So you see, there's nothing to stop you from grilling after Labor Day. Or barbecuing. Well, as long as you've got some friends with a backyard and a Weber, that is. We're lucky - we do. Now, if only the 49ers would stop sucking...

Saturday, September 4, 2010

Significant Eater Goes to Eataly...or Eataly Part 2

You know how it happens. You go somewhere without your favorite person and wish they could've been there with you. Then, you go back again...solo. Then, said favorite person starts to complain that they "never get to go to any of the good places." So, with all that in mind, I had to get back to Eataly quickly...and with Significant Eater. So we did just that, eating lunch at the seafood counter, where Chef David Pasternack was working the crudi station. No surprise - it was all quite good.

We started with a Pasternack classic - crudi...3 nice sized slices of pristine fish - I remember sockeye and (perhaps) bass or cod, barely dressed with citrus, olive oil, salt & pepper, alongside a tiny salad of sea beans. Crudi the way it should be.

A spiedino di mare from the appetizer portion of the menu was delicious - cooked "a la plancha" with juicy gulf shrimp, crisp bread cubes and tender squid. Actually, it was so good that Significant Eater complained loudly that I was eating more squid than she.

Finally, we shared a very good fritto misto (but would it hurt to throw a couple more pieces of scrap cod in there, please?) and a meager, yet delicious corn/cherry tomato saute.

Delicious? Undoubtedly. The best bargain in Eataly? Not really, but is great seafood ever a bargain? That lunch above, with 1 glass of rosé Bastianich, came to $85, including tip. Trust me, I could have eaten more - it goes without say that SE could've too.

If only the line for the pizza/pasta area wasn't 20 deep when we gave up our seats...

Friday, September 3, 2010


Okay, this is about Eataly, because like every other blogger-douche I have to get my say in. I've been twice only. I'll blog about it again in a year (maybe less).

The other night, I had two delicious pastas, a sinful assortment of cured meats and cheeses, a pizza and a beer (or two). Everything was pretty damn good.

Got back today at the perfect time; the espresso bar wasn't much of a zoo. The espresso is perfectly serviceable...maybe even more likable to the general public than the espresso at some other places...

There's another espresso station as well...

This one seemed a little more serious. They were pulling shots of Jamican Blue Mountain at $5 a pop. I didn't try one. This was more my goal...

Looked fairly hot in there...

The pizza I ordered was described with a lot of initials after it's name...T.S.G.* And then the definition of those initials. Gives you something to read while you await the end product.

Which was worth the wait today. Cheese-less, topped only by a sweet tomato puree with bits of thinly sliced garlic barely melted from the heat of the oven, basil and olive oil atop a perfectly cooked crust.

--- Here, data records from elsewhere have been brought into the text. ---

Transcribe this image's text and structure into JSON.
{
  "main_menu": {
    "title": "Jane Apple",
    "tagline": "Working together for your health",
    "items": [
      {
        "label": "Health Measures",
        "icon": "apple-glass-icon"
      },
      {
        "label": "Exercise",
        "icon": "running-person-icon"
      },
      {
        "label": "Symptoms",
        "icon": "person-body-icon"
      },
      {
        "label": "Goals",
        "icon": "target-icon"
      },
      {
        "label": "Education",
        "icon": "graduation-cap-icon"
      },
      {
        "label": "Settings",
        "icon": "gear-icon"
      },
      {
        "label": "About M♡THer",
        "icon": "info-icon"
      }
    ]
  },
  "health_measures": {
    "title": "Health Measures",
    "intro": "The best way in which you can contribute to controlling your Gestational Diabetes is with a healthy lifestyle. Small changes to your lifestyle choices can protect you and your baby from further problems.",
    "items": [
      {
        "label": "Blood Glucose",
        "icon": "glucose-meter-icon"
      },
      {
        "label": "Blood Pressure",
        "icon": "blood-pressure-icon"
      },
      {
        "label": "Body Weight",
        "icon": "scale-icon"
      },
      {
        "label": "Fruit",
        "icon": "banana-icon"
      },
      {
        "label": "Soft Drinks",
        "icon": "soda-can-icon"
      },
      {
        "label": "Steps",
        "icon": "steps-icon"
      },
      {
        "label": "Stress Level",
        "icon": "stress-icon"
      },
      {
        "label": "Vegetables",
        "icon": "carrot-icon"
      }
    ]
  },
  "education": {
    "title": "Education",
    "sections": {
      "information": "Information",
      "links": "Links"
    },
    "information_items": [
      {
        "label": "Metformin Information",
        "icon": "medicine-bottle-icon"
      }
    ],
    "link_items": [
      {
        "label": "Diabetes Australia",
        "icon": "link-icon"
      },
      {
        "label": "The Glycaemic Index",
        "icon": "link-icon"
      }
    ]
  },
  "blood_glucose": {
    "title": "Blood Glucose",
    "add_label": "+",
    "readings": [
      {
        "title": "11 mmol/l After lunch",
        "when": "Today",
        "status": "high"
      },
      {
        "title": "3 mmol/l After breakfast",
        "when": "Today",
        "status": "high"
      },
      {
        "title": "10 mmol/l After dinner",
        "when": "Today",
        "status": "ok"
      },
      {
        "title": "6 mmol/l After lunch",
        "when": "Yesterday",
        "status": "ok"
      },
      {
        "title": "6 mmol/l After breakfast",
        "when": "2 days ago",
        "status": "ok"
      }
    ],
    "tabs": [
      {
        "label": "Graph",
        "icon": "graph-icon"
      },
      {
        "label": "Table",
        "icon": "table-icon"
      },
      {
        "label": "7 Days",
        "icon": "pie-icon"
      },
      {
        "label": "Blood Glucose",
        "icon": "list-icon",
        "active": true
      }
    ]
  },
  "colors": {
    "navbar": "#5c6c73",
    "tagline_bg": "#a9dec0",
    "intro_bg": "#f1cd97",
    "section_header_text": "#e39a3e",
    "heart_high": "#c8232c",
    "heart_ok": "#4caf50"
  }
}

My pie was $9 and the retail prices of some items certainly look comparable, if not a bit lower, than other high-end markets here in NYC.

At the shellfish counter...overseen by fish guru David Pasternack...

Wow. There's surely a lot more for eat here, which means a lot more trips. Perhaps Significant Eater won't mind going tomorrow for lunch?

I think Eataly sets a new bar. It brings together, for our shopping and dining pleasure, the high quality of product (at retail) that Batali has always demanded and the high quality of cooking that we've always expected from the Bastianich (and I mean Lydia here) and Batali kitchens. Is there anything like this in the U.S.?

It has a certain energy; it'll be interesting to see how long that lasts. Sort of like what Otto was when it first opened; like no other Italian restaurant in the city, with a good deal of focus on the front room and standing and eating and drinking being OK.

At Eataly, it may be about standing and eating, or sitting at counters and eating or browsing the aisles while waiting for a table. It may be about nothing but shopping, for that perfect piece of mozzarella, 1/4 pound of prosciutto or to see if Silverton's sourdough has changed along with the seasons. It's beautiful and fresh and new. And the fact is, it's exciting.

There were plenty of people buying T-shirts and aprons today, and that's OK too. For me, it'll always be about the food first. I can get my Alessi somewhere else.